Apple/Fiat/Starbucks tax ruling cases
A final question that seems to have emerged is whether the ECJ’s judgment in the Spanish Goodwill cases is bad news for Apple, Fiat, Starbucks etc.
In my view, there is no direct link between these two sets of cases, and the ECJ’s ruling in no way prejudges the outcome of the actions for annulment in the tax ruling cases. Not only are the facts very different, with the former concerning a tax scheme and the latter allegedly individual aid, but the Spanish Goodwill ruling did not examine, since it was not relevant, the most contentious legal argument advanced by the Commission in the Apple/Fiat/Starbucks cases, namely that EU State aid rules require the compliance of Member States’ tax rulings with an independent, EU Law, arm’s length principle.

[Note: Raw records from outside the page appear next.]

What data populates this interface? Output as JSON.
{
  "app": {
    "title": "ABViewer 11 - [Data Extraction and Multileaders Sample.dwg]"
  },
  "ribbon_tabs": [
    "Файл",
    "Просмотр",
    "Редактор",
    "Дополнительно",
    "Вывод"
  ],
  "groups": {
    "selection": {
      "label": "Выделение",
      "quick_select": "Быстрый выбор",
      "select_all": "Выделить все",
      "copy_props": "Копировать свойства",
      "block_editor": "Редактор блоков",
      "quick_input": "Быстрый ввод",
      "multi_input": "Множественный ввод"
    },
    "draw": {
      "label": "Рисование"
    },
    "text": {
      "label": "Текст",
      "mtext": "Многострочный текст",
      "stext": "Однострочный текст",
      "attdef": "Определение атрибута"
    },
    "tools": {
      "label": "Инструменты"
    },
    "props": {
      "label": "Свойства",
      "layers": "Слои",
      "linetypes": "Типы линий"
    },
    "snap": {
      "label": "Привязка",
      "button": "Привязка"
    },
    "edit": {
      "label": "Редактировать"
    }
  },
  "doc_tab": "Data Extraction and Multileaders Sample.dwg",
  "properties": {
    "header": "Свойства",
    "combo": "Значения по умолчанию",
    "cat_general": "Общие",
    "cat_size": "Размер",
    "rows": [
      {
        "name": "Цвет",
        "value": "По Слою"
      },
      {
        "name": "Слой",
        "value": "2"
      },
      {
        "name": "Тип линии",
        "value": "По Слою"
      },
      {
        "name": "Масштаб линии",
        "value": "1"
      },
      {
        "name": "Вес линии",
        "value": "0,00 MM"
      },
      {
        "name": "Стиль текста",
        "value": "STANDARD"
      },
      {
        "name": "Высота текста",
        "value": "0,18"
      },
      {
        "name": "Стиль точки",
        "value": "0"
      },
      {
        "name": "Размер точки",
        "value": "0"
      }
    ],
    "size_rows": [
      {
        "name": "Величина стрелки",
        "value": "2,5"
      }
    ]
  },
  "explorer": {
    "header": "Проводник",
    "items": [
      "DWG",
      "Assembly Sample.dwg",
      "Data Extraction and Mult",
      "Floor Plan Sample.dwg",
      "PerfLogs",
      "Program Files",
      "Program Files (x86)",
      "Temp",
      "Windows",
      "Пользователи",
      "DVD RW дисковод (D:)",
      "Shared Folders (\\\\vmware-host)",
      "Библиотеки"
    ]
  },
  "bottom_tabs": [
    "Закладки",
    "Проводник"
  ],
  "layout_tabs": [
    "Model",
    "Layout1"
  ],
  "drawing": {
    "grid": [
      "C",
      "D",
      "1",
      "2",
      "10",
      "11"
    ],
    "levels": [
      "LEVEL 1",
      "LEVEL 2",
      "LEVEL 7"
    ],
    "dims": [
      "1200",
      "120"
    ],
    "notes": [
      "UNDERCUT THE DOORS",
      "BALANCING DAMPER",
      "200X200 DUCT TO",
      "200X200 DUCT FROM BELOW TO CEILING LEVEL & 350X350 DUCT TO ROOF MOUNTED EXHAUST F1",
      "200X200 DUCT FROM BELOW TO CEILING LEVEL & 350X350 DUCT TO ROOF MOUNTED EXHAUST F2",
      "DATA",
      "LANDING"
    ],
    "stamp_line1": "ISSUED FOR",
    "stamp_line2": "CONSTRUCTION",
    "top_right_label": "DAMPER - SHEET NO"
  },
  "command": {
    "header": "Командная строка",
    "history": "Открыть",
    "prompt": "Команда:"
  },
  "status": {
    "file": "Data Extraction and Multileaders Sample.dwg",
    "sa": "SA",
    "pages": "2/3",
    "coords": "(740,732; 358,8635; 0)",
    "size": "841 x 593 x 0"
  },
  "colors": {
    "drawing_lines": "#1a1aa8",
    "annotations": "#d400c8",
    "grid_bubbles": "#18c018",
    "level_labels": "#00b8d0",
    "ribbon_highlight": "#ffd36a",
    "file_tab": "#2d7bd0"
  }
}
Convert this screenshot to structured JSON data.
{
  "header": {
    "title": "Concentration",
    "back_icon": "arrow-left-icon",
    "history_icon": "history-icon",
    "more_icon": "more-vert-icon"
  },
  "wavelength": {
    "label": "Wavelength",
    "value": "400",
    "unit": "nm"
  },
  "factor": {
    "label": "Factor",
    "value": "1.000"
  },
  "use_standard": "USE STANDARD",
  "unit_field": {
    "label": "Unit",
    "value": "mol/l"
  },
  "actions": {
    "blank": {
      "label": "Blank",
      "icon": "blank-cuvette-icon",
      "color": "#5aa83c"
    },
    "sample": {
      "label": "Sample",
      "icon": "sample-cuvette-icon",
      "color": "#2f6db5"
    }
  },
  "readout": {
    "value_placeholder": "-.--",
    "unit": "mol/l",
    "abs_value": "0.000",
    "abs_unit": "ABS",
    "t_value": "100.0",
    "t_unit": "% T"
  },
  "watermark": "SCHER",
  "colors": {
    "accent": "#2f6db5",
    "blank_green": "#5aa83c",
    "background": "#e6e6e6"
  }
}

Moreover, as regards selectivity, in the tax ruling cases the Commission is largely relying on the “MOL presumption,” namely, on the ECJ’s assertion in Case C-15/14P MOL that in cases of individual aid “the identification of the economic advantage is, in principle, sufficient to support the presumption that it is selective.” Since the Spanish Goodwill measure was an aid scheme and not an individual aid measure, the ECJ did not get a chance to clarify the limits of the MOL presumption.
The ECJ’s Spanish Goodwill judgment will no doubt be studied for a long time to come and eventually enter the “pantheon” of State aid judgments together with PreussenElektra, Altmark, Azores, Gibraltar et alia. As with all landmark rulings, its legacy is already proving controversial.